That uneasy feeling persisted, however, even with the soothing qualities of earl grey trying to wash it down.
If anything, it was only getting worse.
Goosebumps had sprinkled themselves across the back of my neck as I filled out Dahlia’s lips. A chill settled over my shoulders while I rounded out her cheeks without that horrid cut running across them. I could feel my pulse thrumming in my neck, quick and anxious, as I tried to determine the best flesh tone to use.
Finally, I gathered all the photos up into a pile and flipped them over. I didn’t want to look at them anymore. I didn’t want her looking at me anymore. It was ridiculous, they were just pictures of a poor murdered woman who I was trying to help, but I blamed them for the cagey feeling of panic that was sweeping over me.
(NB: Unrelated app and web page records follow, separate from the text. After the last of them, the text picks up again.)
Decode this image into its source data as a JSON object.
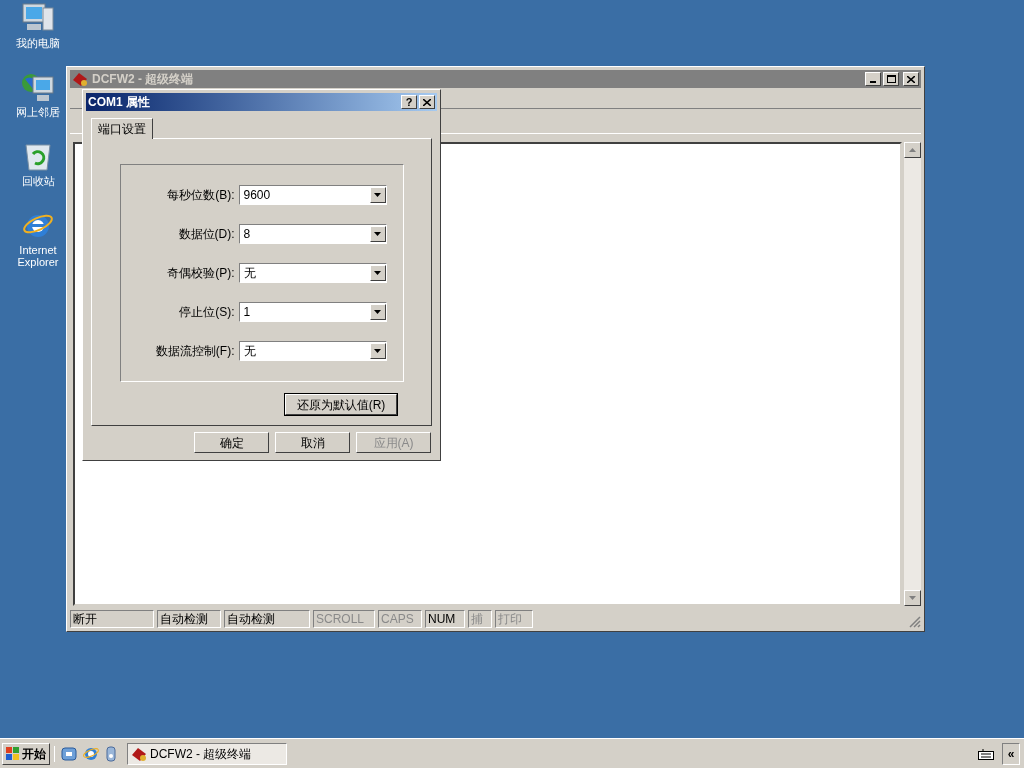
{
  "desktop_icons": [
    {
      "label": "我的电脑",
      "kind": "computer"
    },
    {
      "label": "网上邻居",
      "kind": "network"
    },
    {
      "label": "回收站",
      "kind": "recycle"
    },
    {
      "label": "Internet Explorer",
      "kind": "browser"
    }
  ],
  "main_window": {
    "title": "DCFW2 - 超级终端",
    "active": false,
    "status_bar": [
      {
        "text": "断开",
        "enabled": true
      },
      {
        "text": "自动检测",
        "enabled": true
      },
      {
        "text": "自动检测",
        "enabled": true
      },
      {
        "text": "SCROLL",
        "enabled": false
      },
      {
        "text": "CAPS",
        "enabled": false
      },
      {
        "text": "NUM",
        "enabled": true
      },
      {
        "text": "捕",
        "enabled": false
      },
      {
        "text": "打印",
        "enabled": false
      }
    ]
  },
  "dialog": {
    "title": "COM1 属性",
    "help": "?",
    "active": true,
    "tabs": [
      {
        "label": "端口设置",
        "selected": true
      }
    ],
    "fields": [
      {
        "label": "每秒位数(B):",
        "value": "9600"
      },
      {
        "label": "数据位(D):",
        "value": "8"
      },
      {
        "label": "奇偶校验(P):",
        "value": "无"
      },
      {
        "label": "停止位(S):",
        "value": "1"
      },
      {
        "label": "数据流控制(F):",
        "value": "无"
      }
    ],
    "restore_button": {
      "label": "还原为默认值(R)",
      "focused": true
    },
    "buttons": [
      {
        "label": "确定",
        "disabled": false
      },
      {
        "label": "取消",
        "disabled": false
      },
      {
        "label": "应用(A)",
        "disabled": true
      }
    ]
  },
  "taskbar": {
    "start": "开始",
    "quick_launch": [
      {
        "kind": "desktop"
      },
      {
        "kind": "browser"
      },
      {
        "kind": "media"
      }
    ],
    "tasks": [
      {
        "label": "DCFW2 - 超级终端",
        "selected": true
      }
    ],
    "expand": "«"
  }
}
I got up, paced a bit, opened a window and let the cool fall air wash over me, but when I turned, the segment of Dahlia’s face that I’d been working on was still waiting for me. Her left eyebrow, almost finished.
Stop being an idiot, I told myself.
Getting so worked up over a job was unprofessional. I forced myself to retake my seat and zoomed out to look at my progress thus far and determine how much more was left to go.
My clicking slowed the further out I went. It was the eyes that I noticed first. The slight downward slope at the outside corner. And then the height of the cheekbones, giving the face an angular, sharper shape that had been lost in the swelling. The slight point that the chin came to.
I groped blindly for the photos, unable to take my eyes off the screen, and grabbed the top one. I held it up with a shaking hand and looked from the rendering to it and back again.
My mouth had gone dry. My heart hammered against my ribs. I wanted to make sense of it. I tried!
But there was no sense to be had.
I had no way to explain why the face on my screen, the one that was supposed to belong to the drainage ditch Dahlia, looked just like mine.